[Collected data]
Content starts

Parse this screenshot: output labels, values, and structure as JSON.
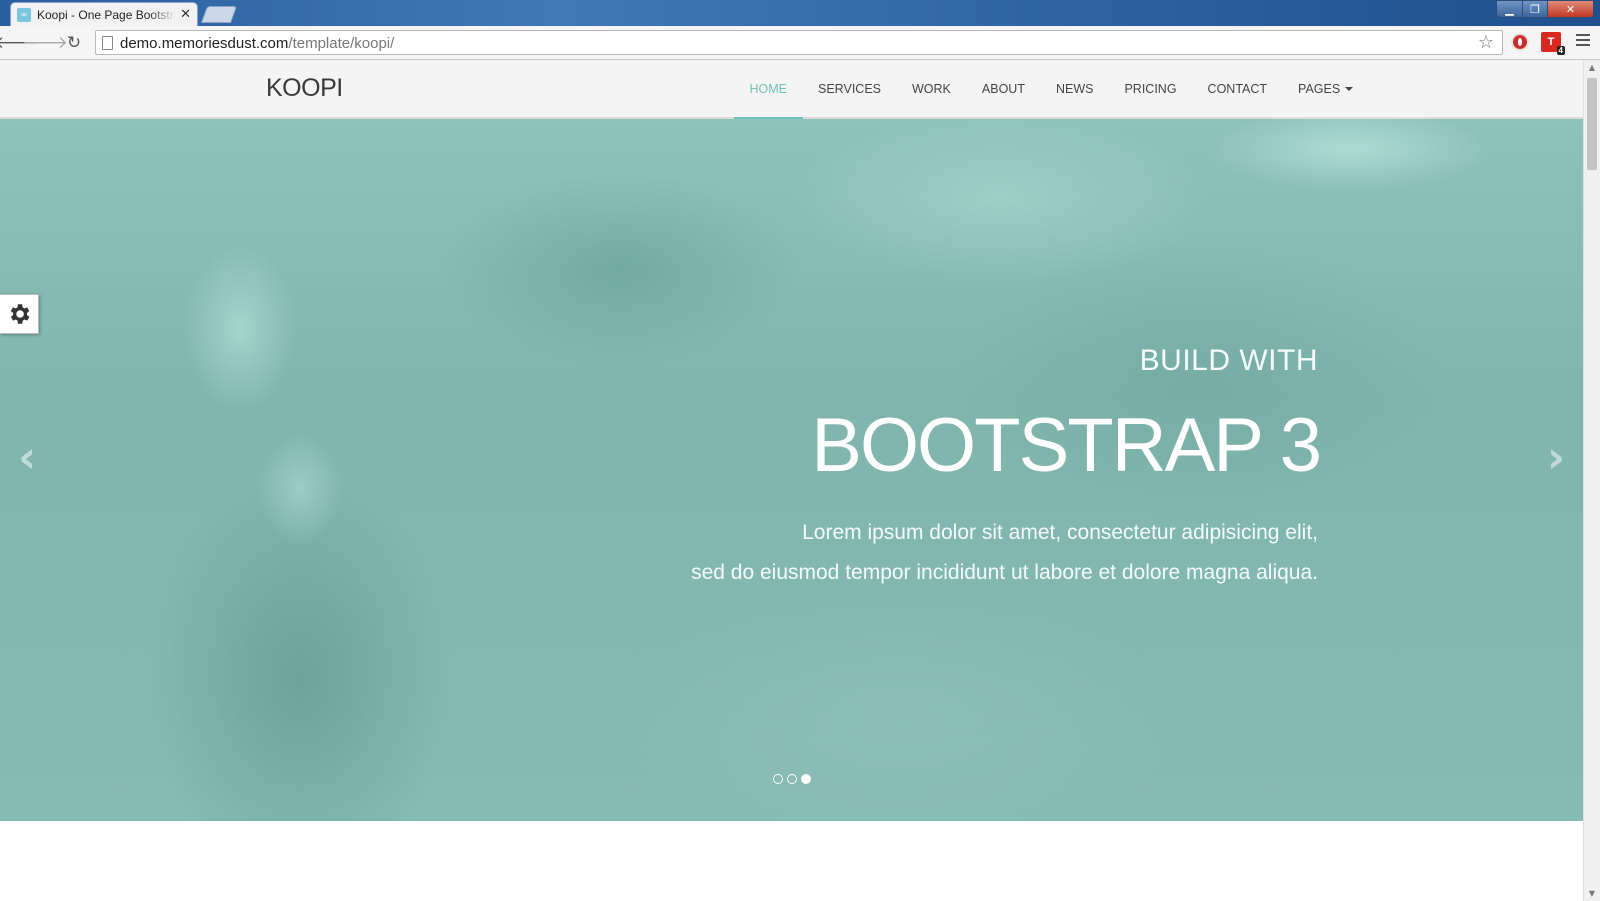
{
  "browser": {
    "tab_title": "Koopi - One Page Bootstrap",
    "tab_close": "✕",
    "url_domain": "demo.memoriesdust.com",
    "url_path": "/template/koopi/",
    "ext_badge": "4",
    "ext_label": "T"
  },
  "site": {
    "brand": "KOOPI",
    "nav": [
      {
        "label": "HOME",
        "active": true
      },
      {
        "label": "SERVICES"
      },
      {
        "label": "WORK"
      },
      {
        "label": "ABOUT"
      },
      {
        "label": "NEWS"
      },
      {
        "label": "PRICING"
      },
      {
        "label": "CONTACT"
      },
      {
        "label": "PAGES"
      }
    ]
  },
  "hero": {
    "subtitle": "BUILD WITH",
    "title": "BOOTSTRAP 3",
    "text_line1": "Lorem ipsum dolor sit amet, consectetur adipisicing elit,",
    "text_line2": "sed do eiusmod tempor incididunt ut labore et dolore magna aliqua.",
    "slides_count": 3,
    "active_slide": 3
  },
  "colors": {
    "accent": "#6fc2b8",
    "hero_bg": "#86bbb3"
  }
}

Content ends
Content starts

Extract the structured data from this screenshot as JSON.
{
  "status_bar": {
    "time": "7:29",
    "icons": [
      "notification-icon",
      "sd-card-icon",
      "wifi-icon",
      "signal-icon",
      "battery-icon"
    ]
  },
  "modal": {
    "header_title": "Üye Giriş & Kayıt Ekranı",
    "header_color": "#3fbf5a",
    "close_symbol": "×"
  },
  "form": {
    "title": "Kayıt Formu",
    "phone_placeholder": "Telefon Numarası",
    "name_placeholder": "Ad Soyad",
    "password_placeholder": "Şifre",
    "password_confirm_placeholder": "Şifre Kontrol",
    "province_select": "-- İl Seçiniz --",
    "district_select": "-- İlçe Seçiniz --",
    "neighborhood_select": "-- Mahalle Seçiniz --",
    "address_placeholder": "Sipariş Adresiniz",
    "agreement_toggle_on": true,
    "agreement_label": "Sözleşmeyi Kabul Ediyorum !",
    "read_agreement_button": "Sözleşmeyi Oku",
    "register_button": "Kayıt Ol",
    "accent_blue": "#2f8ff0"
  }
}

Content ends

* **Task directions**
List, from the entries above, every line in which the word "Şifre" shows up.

* **Finished exercise**
    "password_placeholder": "Şifre",
    "password_confirm_placeholder": "Şifre Kontrol",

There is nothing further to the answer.